For many years members of my family have owned Buicks, which I keep maintained and running.
All of them served as solid reliable cars, including LeSabres. We just traded in a '97 model at 145,000 miles, and the biggest problem I fixed was the notorious intake.
Speaking of the '89 LeSabre, we also had one of those that was traded in at around 150,000 miles with no major problems whatsoever. My favorite was my father's '85 RWD 2-door LeSabre; that car was flat out awesome. From what I can remember, in the 6 years of ownership that car had no problems at all.
The trouble with 2000-2005 LeSabres was that GM knew this car would soon be deleted from the Buick line-up; even though it had a nice restyle, the quality was not as good as prior years. This included window regulator problems, A/C control, and cheap interior materials.
We currently have a 2003 Park Avenue at 120,000 miles, and it has been great the past 6 years, therefore it's not going anywhere soon.
I myself have never owned a Buick, but I love old GM cars, and someday when the time is right would like to get my hands on a '71-'73 Riviera, or even the last of the RWD LeSabre (2-door) like my dad owned.
I would have to strongly disagree that Buick was planning on discontinuing the LeSabre in 2000. In the early part of the decade, the LeSabre was still a strong seller at over 200,000 models in 2000. However by 2005, American large cars were starting to lose favor and Buick was desperate to attract younger buyers. Hence the Lucerne was born. Had the LeSabre remained a strong seller, I am sure the newer model would have bore that name, and probably should have anyway.
One thing that the Japanese car manufacturers get right in my opinion is keeping with familiar nameplates. Detroit seems to constantly change names of their models in the hope people will forget their mistakes, and frankly a lot of the modern names are downright stupid, while many of the models from Toyota and Honda have been around for decades.
I would have to agree with 17:07 that GM knew they would axe this car from the line-up, because the last generation LeSabre only lasted 5 years, along with the similar Bonneville and Park Avenue platforms that were also discontinued that year.
One of my older issues of Car and Driver from 2000 also mentioned that it would be the final generation for those platforms.
It is truly a shame that GM manged to "allow" such shoddy quality and workmanship to slip through the cracks and wind up on dealer lots. I can't count the number of these things, among other GM cars of this era, going down the road with duct taped windows. I always thought the last gen Le Sabre was hideously ugly; I don't know who would want to be seen in one?
I have owned a 1982 Le Sabre since 1985, 262,000 miles on it now, and it has barely had a fraction of these problems mentioned in the review. In my opinion the 1982 looks better and even handles better, and is still far more reliable than the last gen Le Sabre... On roads with curves that my 1982 holds and negotiates well, the 2001 that I drove for a few days felt wallowy, like it wanted to slide off the road or roll over just to preserve its junky "Dynaride" suspension feel.

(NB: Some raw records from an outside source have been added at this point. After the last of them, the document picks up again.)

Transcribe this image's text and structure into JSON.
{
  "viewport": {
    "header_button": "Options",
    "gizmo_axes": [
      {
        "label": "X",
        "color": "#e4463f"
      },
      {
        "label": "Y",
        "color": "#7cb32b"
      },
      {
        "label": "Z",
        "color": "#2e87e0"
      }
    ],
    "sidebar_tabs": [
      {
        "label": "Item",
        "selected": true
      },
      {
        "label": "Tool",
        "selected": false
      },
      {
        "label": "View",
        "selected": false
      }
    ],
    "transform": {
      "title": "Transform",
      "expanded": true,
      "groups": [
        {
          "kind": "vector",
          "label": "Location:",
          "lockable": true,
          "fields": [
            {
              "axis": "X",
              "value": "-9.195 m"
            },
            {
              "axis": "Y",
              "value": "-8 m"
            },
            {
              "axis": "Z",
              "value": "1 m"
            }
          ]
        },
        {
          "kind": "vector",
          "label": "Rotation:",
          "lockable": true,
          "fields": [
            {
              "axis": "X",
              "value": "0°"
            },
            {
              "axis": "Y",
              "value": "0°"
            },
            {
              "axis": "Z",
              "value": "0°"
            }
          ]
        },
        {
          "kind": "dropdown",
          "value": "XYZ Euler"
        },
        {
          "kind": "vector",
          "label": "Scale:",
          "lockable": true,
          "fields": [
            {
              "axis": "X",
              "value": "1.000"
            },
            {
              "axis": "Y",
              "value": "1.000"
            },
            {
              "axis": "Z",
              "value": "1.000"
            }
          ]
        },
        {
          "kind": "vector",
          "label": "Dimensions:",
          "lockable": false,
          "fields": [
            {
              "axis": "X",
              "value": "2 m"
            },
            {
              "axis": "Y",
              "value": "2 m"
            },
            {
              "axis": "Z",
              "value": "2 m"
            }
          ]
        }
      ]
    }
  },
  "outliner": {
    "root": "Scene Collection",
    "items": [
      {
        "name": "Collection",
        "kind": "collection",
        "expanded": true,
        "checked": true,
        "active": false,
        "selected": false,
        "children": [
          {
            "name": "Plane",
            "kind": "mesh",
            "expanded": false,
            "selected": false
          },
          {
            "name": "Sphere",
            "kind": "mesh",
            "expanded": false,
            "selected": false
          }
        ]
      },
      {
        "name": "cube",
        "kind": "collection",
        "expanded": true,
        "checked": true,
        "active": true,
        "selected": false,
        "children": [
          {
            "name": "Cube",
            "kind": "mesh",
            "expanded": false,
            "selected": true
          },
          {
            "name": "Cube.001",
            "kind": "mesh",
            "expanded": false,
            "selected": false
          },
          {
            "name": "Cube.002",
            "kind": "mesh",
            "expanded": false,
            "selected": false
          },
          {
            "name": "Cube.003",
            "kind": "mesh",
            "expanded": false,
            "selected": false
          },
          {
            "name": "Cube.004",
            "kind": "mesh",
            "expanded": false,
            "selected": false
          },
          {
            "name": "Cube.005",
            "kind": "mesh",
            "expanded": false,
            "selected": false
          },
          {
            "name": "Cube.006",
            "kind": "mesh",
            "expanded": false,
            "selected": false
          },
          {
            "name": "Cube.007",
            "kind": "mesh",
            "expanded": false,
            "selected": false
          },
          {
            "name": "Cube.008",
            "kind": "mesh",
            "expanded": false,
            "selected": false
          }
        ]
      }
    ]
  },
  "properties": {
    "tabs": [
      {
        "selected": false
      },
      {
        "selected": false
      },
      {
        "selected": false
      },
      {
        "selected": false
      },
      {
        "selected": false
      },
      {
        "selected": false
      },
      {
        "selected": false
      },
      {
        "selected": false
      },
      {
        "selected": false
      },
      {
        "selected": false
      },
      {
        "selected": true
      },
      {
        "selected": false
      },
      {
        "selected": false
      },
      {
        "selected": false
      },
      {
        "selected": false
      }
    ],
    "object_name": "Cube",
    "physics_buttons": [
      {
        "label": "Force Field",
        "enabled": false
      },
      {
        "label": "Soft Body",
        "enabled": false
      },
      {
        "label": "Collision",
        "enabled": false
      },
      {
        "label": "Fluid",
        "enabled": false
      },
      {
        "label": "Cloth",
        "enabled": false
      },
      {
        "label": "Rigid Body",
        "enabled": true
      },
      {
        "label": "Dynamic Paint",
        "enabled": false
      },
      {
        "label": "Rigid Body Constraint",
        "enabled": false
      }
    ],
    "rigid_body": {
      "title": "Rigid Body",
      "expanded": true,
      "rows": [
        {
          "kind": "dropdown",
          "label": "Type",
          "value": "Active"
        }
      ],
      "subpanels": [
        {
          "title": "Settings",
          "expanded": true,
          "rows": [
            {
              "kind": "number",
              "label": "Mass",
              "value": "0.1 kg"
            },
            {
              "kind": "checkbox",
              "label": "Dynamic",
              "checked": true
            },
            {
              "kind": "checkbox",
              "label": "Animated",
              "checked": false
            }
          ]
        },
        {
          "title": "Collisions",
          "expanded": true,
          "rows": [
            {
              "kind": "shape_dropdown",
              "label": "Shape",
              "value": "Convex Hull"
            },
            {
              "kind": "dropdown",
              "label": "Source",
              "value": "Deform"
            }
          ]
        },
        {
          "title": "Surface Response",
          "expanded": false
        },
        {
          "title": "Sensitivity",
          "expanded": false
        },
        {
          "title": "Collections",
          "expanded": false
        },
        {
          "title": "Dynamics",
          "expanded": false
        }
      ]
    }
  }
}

The only advantage of the 2000 era over the early 1980's era is more power and better fuel economy, along with lower emissions if you care about that, which I don't.
The late 1970's and early to mid 1980's versions of the Le Sabre/Electra are finally starting to gain some collector value, as I always knew they would. They will probably never command the price that a 1957 Bel Air or 1967 Mustang does, but as time goes on, people will realize more and more how forgettable the 1990s and newer cars have been.
The last generation of the Le Sabre is long overdue for the crusher in my opinion; it was almost as if GM deliberately tried to destroy what used to be an upscale vehicle.
I disagree, I think the LeSabre was a fine looking sedan. I think it was a nice blending of the 60s curves in a modern interpretation. Actually I would have taken any of the 2000-2005 Buick sedans over what they offer now (especially the Park Avenue). I will agree though that the early models did have a lot of bugs to work out, but by 2003 they had a lot of the issues ironed out. Overall a 2003-2005 LeSabre would serve you quite well, but a 2000-2002 would be a bit of a gamble.
Also, basically GM did not discontinue the LeSabre until 2011, they simply restyled and renamed it the Lucerne in hopes of attracting younger buyers. The car was basically the same size with the same engine for most of its life as the LeSabre had. Oddly enough though, it never sold as well as the LeSabre, and it was supposed to pull the slack for the Park Avenue too!
If you ask me, Buick really knew its game in the late '90s and early 00s. They made roomy cars that looked American and rode like Buicks should. Now they have joined the me too crowd, and are trying to mimic the Japanese and Europeans like everybody else.